The other to think about re PG's question, he was asking for what he could have done better. To bold type, write that you should not be out there yadda yadda......... sorry, that's incorrect. It would have been better to put that at the end of the quote, NOT in bold. And describe initially what he could have done better.

Jody, another contributor here, got blasted the same way on SA about a grounding two weeks. Meanwhile, my breaking a boom, another boat grounding, did not get the time of day for many reasons shapes or forms.

But to chastise a person for asking what they could have done different, better etc. thats WRONG! to a few of us, that is what SD is doing here!

marty
Also a dad of twins!

She drives me boat,
I drives me dinghy!
blt2ski is offline  
Quote Quick Reply Share with Facebook
post #1090 of 3076 Old 03-26-2009
On the hard
 
CharlieCobra's Avatar
 
Join Date: May 2006
Location: Bellingham, WA.
Posts: 3,503
Thanks: 0
Thanked 2 Times in 2 Posts
Rep Power: 11
   
You'll also note that the subsequent posts contained useful information with regards to avoiding that problem in the future or ways to address it safely if it occurs again.
CharlieCobra is offline  
Quote Quick Reply Share with Facebook
Reply

Quick Reply
Message:
Options

By choosing to post the reply above you agree to the rules you agreed to when joining Sailnet.
Click Here to view those rules.

Register Now



In order to be able to post messages on the SailNet Community forums, you must first register.
Please enter your desired user name, your email address and other required details in the form below.
Please note: After entering 3 characters a list of Usernames already in use will appear and the list will disappear once a valid Username is entered.

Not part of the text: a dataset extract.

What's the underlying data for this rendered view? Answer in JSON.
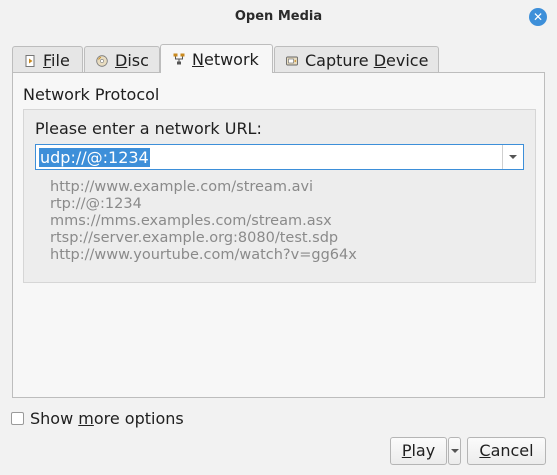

User Name:
Password
Please enter a password for your user account. Note that passwords are case-sensitive.

Password:


Confirm Password:
Email Address
Please enter a valid email address for yourself.

Email Address:
OR

Log-in









Human Verification

In order to verify that you are a human and not a spam bot, please enter the answer into the following box below based on the instructions contained in the graphic.




Currently Active Users Viewing This Thread: 2 (1 members and 1 guests)
Thread Tools
Show Printable Version Show Printable Version
Email this Page Email this Page



Similar Threads
Thread Thread Starter Forum Replies Last Post
luffs, Battens and Leech ? painters Gear & Maintenance 17 11-15-2009 04:56 PM
Sloop or Ketch? maxheadspace Boat Review and Purchase Forum 46 07-27-2007 02:56 PM
Sails on a Boat That I'm Looking At FritzN Gear & Maintenance 9 02-22-2007 11:42 AM
The Balance of Hull and Sails Steve Colgate Buying a Boat Articles 0 05-25-2000 08:00 PM

Posting Rules  
You may post new threads
You may post replies
You may not post attachments
You may not edit your posts

BB code is On
Smilies are On
[IMG] code is On
HTML code is On
Trackbacks are On
Pingbacks are On
Refbacks are On

 
For the best viewing experience please update your browser to Google Chrome